Nora Kistler is a senior media studies major.
There have been intense efforts over the last few months to protest the construction of a pipeline in North Dakota that runs through Native American territory and threatens to cause massive pollution to the surrounding rivers. The Sioux people, who have historically inhabited the area, face the possibility of being taken advantage of once again.
I stand with the protesters, who prefer to call themselves “water protectors.” Their slogan, “Mni wiconi” translates to “water is life.” For the Sioux tribe, the phrase could not be more accurate. The Standing Rock Sioux tribe has faced many problems when it comes to their water, first with flooding in the 1960s, and later the inability to access drinking water due to the excess of natural minerals it contained. This fight for water continues. For the Standing Rock tribe, the pipeline threatens a centuries-old culture, tradition, and way of life, and is merely history repeating itself.
The Sioux people have seen the government take their land, their rights, their resources, and now their water. In North Dakota, the Standing Rock poverty rate is at an astonishing 43.2 percent, which is triple the national average of 14.5 percent. And yet the government still sees profit as more important than protecting the vitality of federally recognized tribal lands.
Standing Rock has become an issue of racial justice. While big business sees the pipeline as profit, the pipeline is far more detrimental than it is financially beneficial. An and MSNBC article states, “The pipeline, which crosses four states, would transport up to 570,000 barrels of fracked crude oil daily, 92 feet below the Missouri River,” thus contaminating the already scarce water source. 92 feet does not provide a great enough distance to keep the crude oil away from the clean water that the river maintains.
Standing Rock has been largely dependent upon social media to get the word out. Facebook users are “checking in” to Standing Rock to show their support to the protesters stationed there, as well as throw off the police force as they try to identify specific protestors by face and name. Social media has brought an underreported issue into the public eye by generating conversations around the lack of support for Native American tribes and reservations within the country, and recognizing that the issue stems farther than a “whose land is whose” argument. The protests represent environmental concerns, respect for tradition, and an acknowledgment that it is time the government and corporations stop discriminating against indigenous people.
Demonstrators who have stood in opposition to the pipeline have been pepper-sprayed, shot at with rubber bullets, and arrested. While law enforcement have claimed protesters were trespassing, the tribe cannot trespass on the land that has always been theirs.

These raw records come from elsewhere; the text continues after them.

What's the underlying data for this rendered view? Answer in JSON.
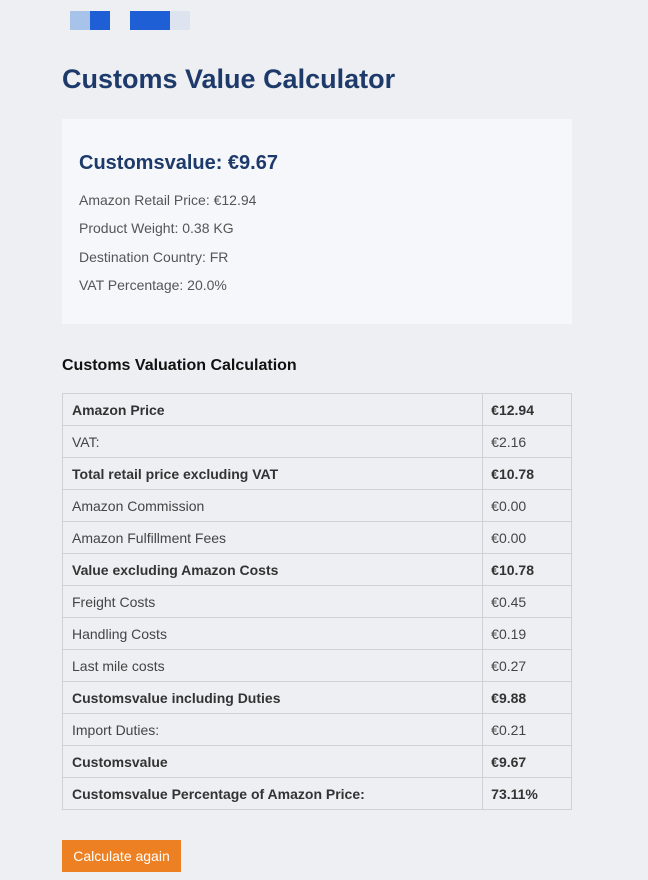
{
  "page": {
    "title": "Customs Value Calculator"
  },
  "summary": {
    "title": "Customsvalue: €9.67",
    "lines": [
      "Amazon Retail Price: €12.94",
      "Product Weight: 0.38 KG",
      "Destination Country: FR",
      "VAT Percentage: 20.0%"
    ]
  },
  "calculation": {
    "title": "Customs Valuation Calculation",
    "rows": [
      {
        "label": "Amazon Price",
        "value": "€12.94",
        "bold": true
      },
      {
        "label": "VAT:",
        "value": "€2.16",
        "bold": false
      },
      {
        "label": "Total retail price excluding VAT",
        "value": "€10.78",
        "bold": true
      },
      {
        "label": "Amazon Commission",
        "value": "€0.00",
        "bold": false
      },
      {
        "label": "Amazon Fulfillment Fees",
        "value": "€0.00",
        "bold": false
      },
      {
        "label": "Value excluding Amazon Costs",
        "value": "€10.78",
        "bold": true
      },
      {
        "label": "Freight Costs",
        "value": "€0.45",
        "bold": false
      },
      {
        "label": "Handling Costs",
        "value": "€0.19",
        "bold": false
      },
      {
        "label": "Last mile costs",
        "value": "€0.27",
        "bold": false
      },
      {
        "label": "Customsvalue including Duties",
        "value": "€9.88",
        "bold": true
      },
      {
        "label": "Import Duties:",
        "value": "€0.21",
        "bold": false
      },
      {
        "label": "Customsvalue",
        "value": "€9.67",
        "bold": true
      },
      {
        "label": "Customsvalue Percentage of Amazon Price:",
        "value": "73.11%",
        "bold": true
      }
    ]
  },
  "actions": {
    "calculate_again_label": "Calculate again"
  },
  "colors": {
    "background": "#eeeff2",
    "title": "#1d3a6b",
    "button": "#ec8023",
    "logo_blue": "#1f5fd6"
  }
}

Law enforcement is using force to combat peaceful protests, which doesn’t qualify as serving justice. There have been active attempts by police to dismantle teepees, and a set of Sioux men were forcefully removed from an inipi (the equivalent of a church or synagogue) during a service.
The tremendous lack of respect for the Standing Rock tribe leaves the Sioux people in a state of dismay that doesn’t show any signs of being resolved quickly or smoothly, and it has already caused more damage than necessary. The trust between tribes and government lessens each day, making it more difficult to reach a resolution between the two where the pipeline is rerouted far from the Missouri river, the tribe compensated for the poverty that the government placed upon them, and the authorities charged and penalized for their excessive and unnecessary uses of force.
For corporations who see the land, the pipe means no more than cash in their pockets. For the Standing Rock tribe, the pipe is an unwelcome end to life as they know it.
Header Photo Picture: Fibonacci Blue/ Flicker